First, a preliminary note: I subscribe, as suggested in the title of this entry, to the descriptive view of language – that is, that language is built bottom-up rather than created uniformly top-down. Of course, I doubt anyone thinks of language as something literally handed down from the gods; even the staunchest Biblical literalist should be able to recognize that language has come a long way since Babel, as evident in the linguistic differences between the 1611 KJV and any translation from the last century, even the NKJV. What I mean by this is that the meaning of words is dictated by its use rather than some prescribed standard. Noah Webster didn’t unanimously decide which words meant what; he merely codified the standards that were already in existence. (Much like the Council of Nicaea – but that’s a topic for another discussion.)
When one looks in a dictionary, it should be perfectly clear upon a moment’s reflection that this is the case, for we see a great variety in definitions for individual words. For instance, the monosyllabic word cold has 14 specific definitions (usages) under 5 distinct categories, plus one idiomatic usage (“in cold blood”). One can often see an underlying thread of similarity that suggests, like biological evolution, a common ancestor that the different usages are derived from, but they are largely contextualized and specified. If this is not enough to secure the idea of linguistic speciation, so to speak, one need only look at the different usages of the words “insecure” and “unsecure” – both meaning literally “not secure” from their prefices – to see how contextualized language can become.

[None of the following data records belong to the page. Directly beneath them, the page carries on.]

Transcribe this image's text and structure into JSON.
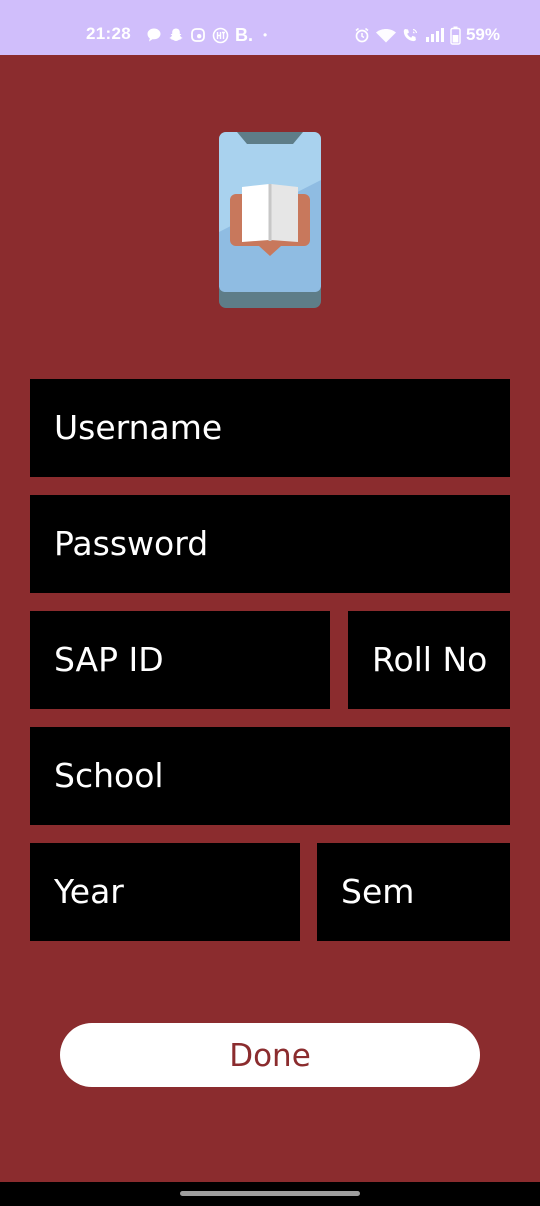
{
  "status_bar": {
    "time": "21:28",
    "left_icons": [
      "chat-bubble-icon",
      "snapchat-icon",
      "messenger-icon",
      "hindustan-times-icon",
      "bold-b-icon",
      "more-notifications-dot-icon"
    ],
    "b_label": "B.",
    "dot": "•",
    "right_icons": [
      "alarm-icon",
      "wifi-icon",
      "wifi-calling-icon",
      "signal-icon",
      "battery-icon"
    ],
    "battery": "59%"
  },
  "logo": {
    "icon": "phone-book-icon"
  },
  "form": {
    "username": "Username",
    "password": "Password",
    "sap_id": "SAP ID",
    "roll_no": "Roll No",
    "school": "School",
    "year": "Year",
    "sem": "Sem"
  },
  "done_label": "Done",
  "colors": {
    "background": "#8B2C2E",
    "status_bar": "#D0BEFB",
    "field": "#000000",
    "field_text": "#FFFFFF",
    "button": "#FFFFFF",
    "button_text": "#8B2C2E"
  }
}
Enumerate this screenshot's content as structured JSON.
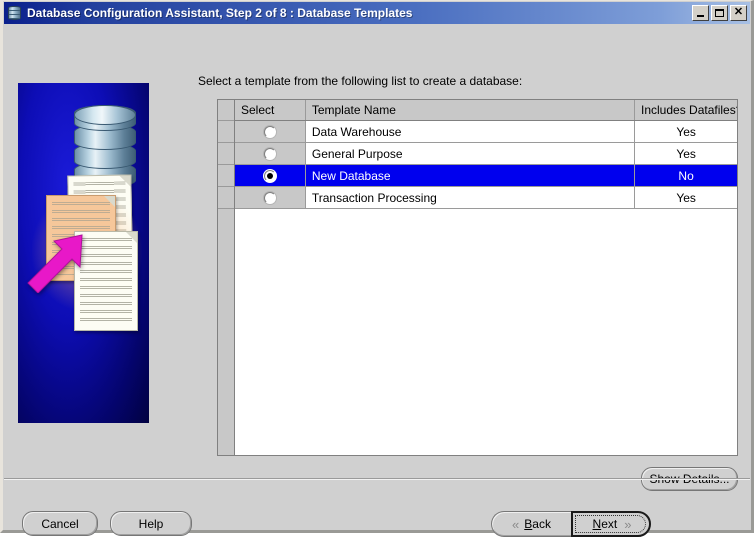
{
  "window": {
    "title": "Database Configuration Assistant, Step 2 of 8 : Database Templates",
    "icon": "database-cylinder-icon",
    "controls": {
      "minimize": "minimize-icon",
      "maximize": "maximize-icon",
      "close": "close-icon"
    }
  },
  "illustration": {
    "name": "database-templates-illustration",
    "background_color": "#0d0db5",
    "arrow_color": "#e818c8",
    "elements": [
      "database-cylinder",
      "paper-sheets",
      "magenta-arrow"
    ]
  },
  "main": {
    "instruction": "Select a template from the following list to create a database:",
    "table": {
      "columns": [
        "Select",
        "Template Name",
        "Includes Datafiles?"
      ],
      "rows": [
        {
          "selected": false,
          "name": "Data Warehouse",
          "includes_datafiles": "Yes"
        },
        {
          "selected": false,
          "name": "General Purpose",
          "includes_datafiles": "Yes"
        },
        {
          "selected": true,
          "name": "New Database",
          "includes_datafiles": "No"
        },
        {
          "selected": false,
          "name": "Transaction Processing",
          "includes_datafiles": "Yes"
        }
      ],
      "selected_row_color": "#0000ee"
    },
    "show_details_label": "Show Details..."
  },
  "footer": {
    "cancel_label": "Cancel",
    "help_label": "Help",
    "back_label": "Back",
    "back_icon": "chevron-left-double-icon",
    "next_label": "Next",
    "next_icon": "chevron-right-double-icon"
  }
}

Now that I have prefaced the idea sufficiently, on with the point: This past Saturday night, I filled in for our church’s pastor (who was taking a much-deserved vacation) for our fledgling “seeker” service and spoke to fairly limited numbers about the concept of faith, one of my points being that faith gets a unfair rap. Part of my own realization in preparing for the message is that one of reasons for this is the conflation of one contextual definition for all usages – that is, people argue against only one usage of ‘faith’ whenever they hear faith in any context. So when Sam Harris says, “Faith is what credulity becomes when it finally achieves escape velocity from the constraints of terrestrial discourse–constraints like reasonableness, internal coherence, civility, and candor” (The End of Faith, p.65), he is talking about something very much different from William James’ assertion that “Faith means belief in something concerning which doubt is theoretically possible” or Oswald Chambers’ definition of faith as “deliberate confidence in the character of God whose ways you may not understand at the time.” It is clear that there is a common bond, but certainly Harris’ usage does not apply to James’ or Chambers’ statements.
But Harris’ whole book is dedicated to the idea that faith is inherently irrational, resistance to logic, incoherent, and just plain unreasonable, and his argument is about all religious people, not just religious people who are irrational. In the end, Harris implicates what amounts to millions of people who do not fit his definition of faith. The reason? Because religion is associated with faith, and faith for Harris (and many others) means simply “firm belief in something for which there is no proof.” But certainly that is not what religious people mean by faith in quite a number of contexts, and words like “confidence” (lit., “with faith”) betray a deeper meaning visible in the etymology of the word – it really has to do with trust, in some cases cognitive (trust in one’s noetic devices or in the providence of a deity) and in others relational (as in marital fidelity or the faith of duty in the Marines’ motto, Semper Fidelis), among others. What Harris has is largely a disconnect from how people normatively use the word ‘faith’ to describe something that actually applies to them, and as a result, Harris ends up abusing language by taking all usages of the word to mean what he thinks faith means. Forgive me for being a little bit over-the-top, but I would call this linguistic tyranny.
I don’t think Harris is alone in this particular abuse, and certainly he shares this with people who try to force the flexible structure into a box that suits them, but it is not reasonable as such. All that ends up happening is a lack of proper communication and an abuse of linguistic power, and with as far as we’ve come, you think we’d know better by now.